The Climate Curtain
by David Reavill
On March 5, 1946, Britain’s Iconic War-time Prime Minister, Winston Churchill, delivered one of his most impactful speeches. Speaking before an assembled audience at Westminster College in Fulton, Missouri, and broadcast around the country, the “Iron Curtain” Speech, as it became known, was a wake-up call for America.
On that day, Churchill announced to the United States and the rest of the world that the Global community was dividing. The former allies in World War II were no longer united. The then Soviet Union would henceforth pursue a separate path.
“From Stettin in the Baltic to Trieste in the Adriatic, an iron curtain has descended across the Continent. Behind that line lie all the capitals of the ancient states of Central and Eastern Europe.”~Winston Churchill
That was the last time the nations of the world divided as they are today. Then the divisions were purely ideological. Ultimately the Iron Curtain divided those countries that were Communist in their ideology from those countries that were democracies, or more correctly, democratic republics.
It was a division that would last for half a century. On the one side, the Communist countries of the Soviet Union, Eastern Europe, and China. While on the other side, Western Europe, much of Asia, and the United States.
However, in the mid-1990s, when the Berlin Wall in Germany fell, many political differences seemed to fade away. The former adversaries, the communists of the eastern block and the western capitalist, saw their confrontation mellow.
The oppressive stern dictatorship of Mao Zedong came to an end with his death. The USSR became the more democratic Russian Federation. And China made a concerted effort to revise its image in the West, ultimately becoming its number one trading partner.
For three decades, the world has existed in relative harmony, with the major powers, at least, united in trade, travel, and commerce.
Today that worldwide harmony is coming to an end.

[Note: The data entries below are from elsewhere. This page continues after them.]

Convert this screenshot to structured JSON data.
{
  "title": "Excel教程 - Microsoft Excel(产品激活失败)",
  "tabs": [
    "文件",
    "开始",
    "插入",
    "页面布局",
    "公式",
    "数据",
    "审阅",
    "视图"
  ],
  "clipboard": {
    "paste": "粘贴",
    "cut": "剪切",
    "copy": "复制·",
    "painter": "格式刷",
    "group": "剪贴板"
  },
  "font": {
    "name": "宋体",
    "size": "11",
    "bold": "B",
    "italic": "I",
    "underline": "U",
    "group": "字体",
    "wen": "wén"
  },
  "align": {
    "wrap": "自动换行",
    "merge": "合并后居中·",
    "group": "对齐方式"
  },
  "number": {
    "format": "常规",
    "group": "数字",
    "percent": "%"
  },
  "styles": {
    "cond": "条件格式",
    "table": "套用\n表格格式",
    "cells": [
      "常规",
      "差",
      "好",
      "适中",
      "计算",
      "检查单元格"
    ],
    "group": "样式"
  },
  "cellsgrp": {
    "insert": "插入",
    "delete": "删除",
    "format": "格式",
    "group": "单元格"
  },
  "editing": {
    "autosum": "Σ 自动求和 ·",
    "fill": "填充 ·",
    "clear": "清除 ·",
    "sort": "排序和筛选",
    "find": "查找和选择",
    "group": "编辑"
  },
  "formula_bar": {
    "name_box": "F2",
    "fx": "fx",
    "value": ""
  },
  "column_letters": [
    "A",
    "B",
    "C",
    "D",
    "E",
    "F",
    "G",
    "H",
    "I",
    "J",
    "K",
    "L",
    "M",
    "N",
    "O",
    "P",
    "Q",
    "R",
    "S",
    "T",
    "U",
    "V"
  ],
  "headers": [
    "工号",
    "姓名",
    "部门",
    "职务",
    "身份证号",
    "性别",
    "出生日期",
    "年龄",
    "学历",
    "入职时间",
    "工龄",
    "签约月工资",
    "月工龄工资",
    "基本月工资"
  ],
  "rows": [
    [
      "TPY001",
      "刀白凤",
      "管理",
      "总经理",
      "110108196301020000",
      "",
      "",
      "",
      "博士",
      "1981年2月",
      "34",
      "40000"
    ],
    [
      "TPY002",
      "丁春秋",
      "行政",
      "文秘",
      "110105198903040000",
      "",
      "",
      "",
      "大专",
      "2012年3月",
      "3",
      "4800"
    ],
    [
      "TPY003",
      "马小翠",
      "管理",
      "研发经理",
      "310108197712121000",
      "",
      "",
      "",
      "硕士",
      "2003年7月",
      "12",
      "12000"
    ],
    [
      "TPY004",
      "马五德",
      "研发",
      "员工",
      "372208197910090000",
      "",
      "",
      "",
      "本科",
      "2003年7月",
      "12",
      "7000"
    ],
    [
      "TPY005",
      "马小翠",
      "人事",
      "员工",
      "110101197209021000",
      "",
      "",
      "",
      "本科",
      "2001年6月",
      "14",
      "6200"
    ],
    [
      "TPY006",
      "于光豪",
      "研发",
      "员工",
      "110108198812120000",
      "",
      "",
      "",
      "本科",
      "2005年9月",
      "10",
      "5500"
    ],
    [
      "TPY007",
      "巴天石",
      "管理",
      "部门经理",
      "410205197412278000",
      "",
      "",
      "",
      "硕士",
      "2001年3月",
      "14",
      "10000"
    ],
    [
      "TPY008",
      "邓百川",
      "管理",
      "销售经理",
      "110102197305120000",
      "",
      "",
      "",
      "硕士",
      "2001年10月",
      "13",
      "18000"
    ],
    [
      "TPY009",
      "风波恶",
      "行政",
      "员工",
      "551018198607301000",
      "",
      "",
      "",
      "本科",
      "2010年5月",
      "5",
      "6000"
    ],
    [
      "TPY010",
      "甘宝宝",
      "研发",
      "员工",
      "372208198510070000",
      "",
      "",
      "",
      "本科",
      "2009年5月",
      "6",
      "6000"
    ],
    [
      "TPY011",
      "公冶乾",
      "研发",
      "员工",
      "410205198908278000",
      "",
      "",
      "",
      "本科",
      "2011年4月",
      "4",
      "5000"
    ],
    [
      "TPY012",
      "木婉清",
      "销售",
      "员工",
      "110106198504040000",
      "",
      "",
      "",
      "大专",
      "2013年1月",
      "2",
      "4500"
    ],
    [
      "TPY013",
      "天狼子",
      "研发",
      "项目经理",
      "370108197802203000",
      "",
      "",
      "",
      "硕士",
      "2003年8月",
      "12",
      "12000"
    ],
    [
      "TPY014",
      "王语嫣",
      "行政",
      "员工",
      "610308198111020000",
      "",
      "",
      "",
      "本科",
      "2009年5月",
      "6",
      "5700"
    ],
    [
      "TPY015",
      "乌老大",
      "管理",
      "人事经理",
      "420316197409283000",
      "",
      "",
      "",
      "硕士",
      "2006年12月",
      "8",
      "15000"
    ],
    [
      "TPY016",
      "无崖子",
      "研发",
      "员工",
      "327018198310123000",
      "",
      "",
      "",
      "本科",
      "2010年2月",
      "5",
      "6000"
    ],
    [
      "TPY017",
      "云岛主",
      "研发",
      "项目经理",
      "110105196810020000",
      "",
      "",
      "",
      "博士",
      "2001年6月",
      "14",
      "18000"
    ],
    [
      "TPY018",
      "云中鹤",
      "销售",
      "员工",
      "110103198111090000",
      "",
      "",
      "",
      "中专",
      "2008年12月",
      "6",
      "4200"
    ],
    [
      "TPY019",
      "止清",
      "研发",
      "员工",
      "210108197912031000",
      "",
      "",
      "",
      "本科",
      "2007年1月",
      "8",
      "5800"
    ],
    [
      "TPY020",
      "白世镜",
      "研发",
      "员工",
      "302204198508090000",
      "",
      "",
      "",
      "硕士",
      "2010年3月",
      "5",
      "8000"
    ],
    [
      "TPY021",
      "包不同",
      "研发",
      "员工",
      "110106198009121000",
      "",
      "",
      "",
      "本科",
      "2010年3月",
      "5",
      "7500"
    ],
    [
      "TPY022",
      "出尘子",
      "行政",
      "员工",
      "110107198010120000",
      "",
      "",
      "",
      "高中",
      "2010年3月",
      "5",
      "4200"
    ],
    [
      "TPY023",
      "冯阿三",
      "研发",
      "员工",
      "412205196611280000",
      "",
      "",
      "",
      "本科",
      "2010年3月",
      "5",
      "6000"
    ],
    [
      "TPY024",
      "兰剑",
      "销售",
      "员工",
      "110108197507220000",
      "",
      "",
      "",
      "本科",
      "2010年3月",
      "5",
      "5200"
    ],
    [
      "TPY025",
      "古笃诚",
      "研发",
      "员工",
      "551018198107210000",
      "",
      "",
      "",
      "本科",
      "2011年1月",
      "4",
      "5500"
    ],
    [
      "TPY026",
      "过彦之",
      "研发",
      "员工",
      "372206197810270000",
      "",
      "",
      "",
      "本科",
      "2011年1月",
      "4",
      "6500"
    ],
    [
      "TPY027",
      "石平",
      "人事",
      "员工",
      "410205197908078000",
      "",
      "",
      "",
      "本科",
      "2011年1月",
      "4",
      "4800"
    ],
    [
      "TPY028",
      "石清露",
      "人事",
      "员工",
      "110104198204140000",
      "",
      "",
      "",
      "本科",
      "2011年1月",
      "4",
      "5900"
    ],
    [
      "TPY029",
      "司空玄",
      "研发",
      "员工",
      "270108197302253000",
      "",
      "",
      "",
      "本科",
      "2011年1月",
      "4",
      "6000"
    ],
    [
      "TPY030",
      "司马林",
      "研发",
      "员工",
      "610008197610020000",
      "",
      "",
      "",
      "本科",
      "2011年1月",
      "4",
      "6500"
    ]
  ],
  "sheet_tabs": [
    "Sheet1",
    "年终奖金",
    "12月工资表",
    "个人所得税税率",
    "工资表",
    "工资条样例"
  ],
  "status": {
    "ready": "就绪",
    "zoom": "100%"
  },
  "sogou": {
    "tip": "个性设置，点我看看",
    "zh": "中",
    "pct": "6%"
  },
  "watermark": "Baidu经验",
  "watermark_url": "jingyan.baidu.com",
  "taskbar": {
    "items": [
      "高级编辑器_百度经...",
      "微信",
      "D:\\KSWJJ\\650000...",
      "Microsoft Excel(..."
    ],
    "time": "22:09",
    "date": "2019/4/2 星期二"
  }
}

To paraphrase Churchill, a Climate Curtain is descending between the countries of the world. There’s no doubt that the catalyst for this division of the nations has been the Conflict in Ukraine.
The collective West, principally the European Union and the United States, reacted to the Russian invasion of Ukraine by expelling Russia from the dominant world order in every way they could. First, by cutting Russia off from SWIFT, the chief financial settlement system. Then by boycotting Russian oil and gas sales. And finally, by the continued trade sanctions imposed against Russia. I believe the European Union has just instituted its tenth trade sanction.
Russia’s invasion of Ukraine has been the “Casus belli” (the occasion of war), which has provoked the actions of the Collective West. The collective West’s objective seemed designed to make Russia a pariah state. A country without allies and supporters.
However, it hasn’t worked out that way. While the European Union and the United States implemented stick sanctions against Russian Oil and gas imports, other countries, including China and India, have been happy to take up the slack. Much of the rest of the world tacitly supports, if not actively engages with Russia.
Additionally, China supported Russian international financial transactions with its Cross Border Interbank Payment System (CIPS), a complete replacement for the West’s SWIFT System, and Russia didn’t skip a beat.
As a leading member of the emerging BRICS Countries, initially formed as Brazil, Russia, India, China, and South Africa. These countries have all remained entirely loyal to Russia. And surprisingly, there are indications that several countries would like to ally themselves with the BRICS and, by extension, with Russia. Rumored to want to join BRICS are Iran, and several other mid-eastern states, possibly even Saudi Arabia.
And as you go through this list of countries, something immediately stands out. They are countries united in their use of energy. Either they are major oil exporters, Russia, Iran, Brazil, and certainly Saudi Arabia. Or they are significant consumers of conventional fossil fuels, India and China. In one way or another, these nations rely on Oil and gas. Their economies can only function with fossil fuels.
On the other hand, the collective West, particularly the European Union, is making great strides to remove fossil fuels as an energy source. In April 2021, the EU enacted its most recent legislation to reduce CO2 emissions by more than half by 2030. That legislation is aimed directly at the oil and gas industry. After all, wind, solar, and even nuclear power do not produce CO2. Burning fossil fuels produces CO2, and the EU is well on its way to outlawing that “pollution.”
Whether by circumstance or forethought, it’s dawning on the BRICS nations that the climate controls advocated by the Collective West are not compatible with their current economic structure. The Oil producing countries will struggle in a world that will consume only half of today’s current production levels.
And the world’s highest Oil consuming countries, India and China, have shown no interest in becoming pollution free. As difficult as that is for many in the West to understand.
For the BRICS countries, most of whom are struggling economically, it’s a matter of dollars and cents. They cannot afford the more expensive but climate-friendly alternatives that the West is now mandating.
Today a Climate Curtain is descending. On the one side will be the climate-conscious West. On the other side will be the fossil fuel using BRICS.
Just who is pulling this curtain down is uncertain. But we know that the BRICS have decided they won’t live in this new climate-sensitive world, while the Collective West is mandating that they must.